House Democrats Just Announced the First Impeachment Inquiry Vote

WASHINGTON — Democrats will have their first vote related to their ongoing impeachment inquiry on Thursday, reversing course after insisting that such a vote was unnecessary.

President Trump and his congressional allies have repeatedly slammed the impeachment inquiry as a “witch hunt,” in part due to the lack of a formal House-wide vote.

House Speaker Nancy Pelosi (D-Calif. announced the vote in a “dear colleague” letter to House Democrats.

“We are taking this step to eliminate any doubt as to whether the Trump Administration may withhold documents, prevent witness testimony, disregard duly authorized subpoenas, or continue obstructing the House of Representatives,” Pelosi said in the letter. “Nobody is above the law.”

Read: Trump Had a Terrible, Horrible, No Good, Very Bad Impeachment Week

Democrats had earlier declined to hold a vote, correctly pointing out that the majority of the House can set impeachment rules as they see fit.

But Republicans argued the lack of a vote meant the proceedings were a sham. Despite lacking much legal merit, their complaints have carried a political bite, most notably during last week’s GOP-led takeover of the secure room in the Capitol basement where impeachment depositions are being held.

Read: House Republicans Threw a Pizza-Fueled Tantrum to Distract from the Damning Testimony Against Trump

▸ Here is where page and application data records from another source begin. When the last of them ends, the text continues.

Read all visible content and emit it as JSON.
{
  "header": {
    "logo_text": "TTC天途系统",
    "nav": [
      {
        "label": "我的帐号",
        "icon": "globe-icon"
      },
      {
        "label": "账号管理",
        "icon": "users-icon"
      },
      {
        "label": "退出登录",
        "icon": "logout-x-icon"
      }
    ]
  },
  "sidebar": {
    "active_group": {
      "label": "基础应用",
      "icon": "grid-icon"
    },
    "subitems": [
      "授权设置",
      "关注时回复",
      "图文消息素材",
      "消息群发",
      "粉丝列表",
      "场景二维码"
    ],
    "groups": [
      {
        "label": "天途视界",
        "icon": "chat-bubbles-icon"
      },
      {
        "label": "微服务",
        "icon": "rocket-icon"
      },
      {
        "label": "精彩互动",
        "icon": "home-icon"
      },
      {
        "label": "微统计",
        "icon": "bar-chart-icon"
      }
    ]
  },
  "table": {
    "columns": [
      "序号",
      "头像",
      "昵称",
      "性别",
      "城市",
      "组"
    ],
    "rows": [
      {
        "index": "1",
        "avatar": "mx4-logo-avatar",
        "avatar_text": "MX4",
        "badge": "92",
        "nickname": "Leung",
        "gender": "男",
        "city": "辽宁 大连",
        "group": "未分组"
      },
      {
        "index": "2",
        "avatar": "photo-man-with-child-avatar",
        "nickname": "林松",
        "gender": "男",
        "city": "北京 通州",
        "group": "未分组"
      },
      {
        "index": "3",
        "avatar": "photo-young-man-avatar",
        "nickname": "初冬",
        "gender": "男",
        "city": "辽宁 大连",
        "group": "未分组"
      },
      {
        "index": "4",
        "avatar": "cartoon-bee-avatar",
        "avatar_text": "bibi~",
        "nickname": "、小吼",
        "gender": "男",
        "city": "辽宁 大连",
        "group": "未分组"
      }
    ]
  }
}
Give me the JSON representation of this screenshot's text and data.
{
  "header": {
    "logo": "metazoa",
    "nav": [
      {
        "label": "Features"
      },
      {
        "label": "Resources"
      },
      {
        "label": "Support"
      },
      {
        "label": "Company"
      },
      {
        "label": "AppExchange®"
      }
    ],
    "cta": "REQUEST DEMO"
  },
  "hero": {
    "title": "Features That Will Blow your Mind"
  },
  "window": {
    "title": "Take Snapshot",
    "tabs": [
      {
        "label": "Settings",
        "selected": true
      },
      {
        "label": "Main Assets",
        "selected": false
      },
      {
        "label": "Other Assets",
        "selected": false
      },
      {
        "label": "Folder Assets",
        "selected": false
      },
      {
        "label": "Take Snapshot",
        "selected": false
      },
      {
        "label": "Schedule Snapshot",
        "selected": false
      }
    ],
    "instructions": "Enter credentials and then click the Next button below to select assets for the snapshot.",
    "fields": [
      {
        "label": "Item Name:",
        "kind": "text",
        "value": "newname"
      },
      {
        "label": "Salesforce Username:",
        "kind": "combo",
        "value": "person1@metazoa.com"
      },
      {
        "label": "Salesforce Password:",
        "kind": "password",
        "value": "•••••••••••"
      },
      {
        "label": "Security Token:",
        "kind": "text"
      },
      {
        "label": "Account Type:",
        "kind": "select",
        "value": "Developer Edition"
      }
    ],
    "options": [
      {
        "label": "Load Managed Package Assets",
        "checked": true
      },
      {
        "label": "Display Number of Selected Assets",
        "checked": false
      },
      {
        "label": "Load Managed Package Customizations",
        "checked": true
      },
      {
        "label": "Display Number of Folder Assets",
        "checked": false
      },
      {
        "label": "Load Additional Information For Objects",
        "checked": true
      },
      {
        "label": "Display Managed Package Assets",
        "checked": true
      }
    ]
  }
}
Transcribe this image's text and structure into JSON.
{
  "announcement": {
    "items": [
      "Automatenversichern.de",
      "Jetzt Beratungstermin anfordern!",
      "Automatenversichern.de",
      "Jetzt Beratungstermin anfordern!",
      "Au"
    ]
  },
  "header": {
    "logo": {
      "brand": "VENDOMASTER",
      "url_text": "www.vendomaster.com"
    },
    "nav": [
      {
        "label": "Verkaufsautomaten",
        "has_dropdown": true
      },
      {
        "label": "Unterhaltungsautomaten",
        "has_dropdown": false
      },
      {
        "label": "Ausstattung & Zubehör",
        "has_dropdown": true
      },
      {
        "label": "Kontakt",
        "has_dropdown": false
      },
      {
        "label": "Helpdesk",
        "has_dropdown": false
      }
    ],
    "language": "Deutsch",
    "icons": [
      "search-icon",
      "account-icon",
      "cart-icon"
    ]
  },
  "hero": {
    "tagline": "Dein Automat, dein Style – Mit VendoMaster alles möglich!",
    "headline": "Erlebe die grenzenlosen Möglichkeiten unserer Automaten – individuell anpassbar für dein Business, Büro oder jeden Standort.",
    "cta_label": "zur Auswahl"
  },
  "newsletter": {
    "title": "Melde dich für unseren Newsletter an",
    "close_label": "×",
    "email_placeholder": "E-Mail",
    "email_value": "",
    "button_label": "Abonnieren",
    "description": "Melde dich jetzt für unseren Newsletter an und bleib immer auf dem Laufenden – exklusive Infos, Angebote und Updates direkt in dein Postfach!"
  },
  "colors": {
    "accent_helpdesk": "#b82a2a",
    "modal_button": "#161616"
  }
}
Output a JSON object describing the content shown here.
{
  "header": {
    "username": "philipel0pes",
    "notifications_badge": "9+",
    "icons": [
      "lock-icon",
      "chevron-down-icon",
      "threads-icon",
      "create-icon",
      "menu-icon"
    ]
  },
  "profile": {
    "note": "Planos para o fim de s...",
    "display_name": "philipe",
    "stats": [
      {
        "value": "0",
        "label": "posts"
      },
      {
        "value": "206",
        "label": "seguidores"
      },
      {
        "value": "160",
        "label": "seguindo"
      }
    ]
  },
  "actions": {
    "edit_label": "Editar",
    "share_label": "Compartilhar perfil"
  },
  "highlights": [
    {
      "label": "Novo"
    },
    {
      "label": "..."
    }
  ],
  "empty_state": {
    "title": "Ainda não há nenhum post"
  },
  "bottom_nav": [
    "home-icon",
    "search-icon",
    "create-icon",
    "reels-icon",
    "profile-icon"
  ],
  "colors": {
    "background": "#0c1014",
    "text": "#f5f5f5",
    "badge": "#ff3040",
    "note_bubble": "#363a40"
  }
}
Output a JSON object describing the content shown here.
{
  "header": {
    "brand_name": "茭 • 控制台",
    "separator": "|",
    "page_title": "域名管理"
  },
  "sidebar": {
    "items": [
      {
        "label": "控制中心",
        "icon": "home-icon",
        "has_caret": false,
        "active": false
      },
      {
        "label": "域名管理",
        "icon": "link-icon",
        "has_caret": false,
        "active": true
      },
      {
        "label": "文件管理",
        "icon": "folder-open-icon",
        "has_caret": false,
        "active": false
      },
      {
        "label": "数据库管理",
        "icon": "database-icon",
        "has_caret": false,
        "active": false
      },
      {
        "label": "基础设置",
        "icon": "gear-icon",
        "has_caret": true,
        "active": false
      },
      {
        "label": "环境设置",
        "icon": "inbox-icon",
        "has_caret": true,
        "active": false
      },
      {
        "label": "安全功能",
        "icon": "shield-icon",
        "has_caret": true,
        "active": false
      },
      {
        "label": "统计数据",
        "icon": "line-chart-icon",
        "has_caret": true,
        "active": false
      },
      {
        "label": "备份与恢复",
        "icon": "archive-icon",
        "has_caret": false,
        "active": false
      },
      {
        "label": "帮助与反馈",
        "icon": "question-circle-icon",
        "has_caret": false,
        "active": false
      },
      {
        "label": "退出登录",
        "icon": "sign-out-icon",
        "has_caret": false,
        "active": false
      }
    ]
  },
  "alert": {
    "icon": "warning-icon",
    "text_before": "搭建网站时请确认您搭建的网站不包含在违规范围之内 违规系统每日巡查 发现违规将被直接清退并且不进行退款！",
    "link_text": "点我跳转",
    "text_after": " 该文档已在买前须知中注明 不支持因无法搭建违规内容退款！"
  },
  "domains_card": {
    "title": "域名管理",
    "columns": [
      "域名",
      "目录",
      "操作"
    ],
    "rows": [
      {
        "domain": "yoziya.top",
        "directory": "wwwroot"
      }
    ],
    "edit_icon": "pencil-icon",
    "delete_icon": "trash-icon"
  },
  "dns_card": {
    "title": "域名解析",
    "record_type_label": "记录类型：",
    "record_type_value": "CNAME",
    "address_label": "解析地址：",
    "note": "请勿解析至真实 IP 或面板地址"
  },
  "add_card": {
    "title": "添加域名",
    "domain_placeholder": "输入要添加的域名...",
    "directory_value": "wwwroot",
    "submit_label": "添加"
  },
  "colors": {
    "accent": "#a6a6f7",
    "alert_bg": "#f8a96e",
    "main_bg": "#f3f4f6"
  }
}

The last two congressional impeachment investigations have held a vote, had open hearings and gave the minority the same investigative rights as the majority. Democrats are now doing two of those three things, though they have yet to commit to give Republicans subpoena power once they’re through the initial phase of the investigation. None of those things are constitutionally required, however.

The decision to hold a vote also signals that Democrats are moving full-steam ahead in their impeachment investigations. More witnesses are scheduled to testify to the impeachment inquiry this week as the House looks into allegations that President Trump sought to pressure Ukraine into publicly investigating his political opponents by withholding military aid.

The House is expected to vote on the measure on Thursday. Its exact language hasn’t been released yet, but Pelosi’s letter said it will establish procedures for future open hearings (to date they’ve been behind closed doors, authorize the disclosure of deposition transcripts from the committees’ previous interviews, and outline how the evidence will be given to the House Judiciary Committee, the committee responsible for introducing the actual articles of impeachment. Pelosi also says the vote will set forth “due process rights” for Trump, though it’s unclear what exactly that will entail.

Cover: House Speaker Nancy Pelosi of Calif., speaks at the 2019 Democratic women’s leadership forum, Thursday, Oct. 17, 2019, in Washington. (AP Photo/Alex Brandon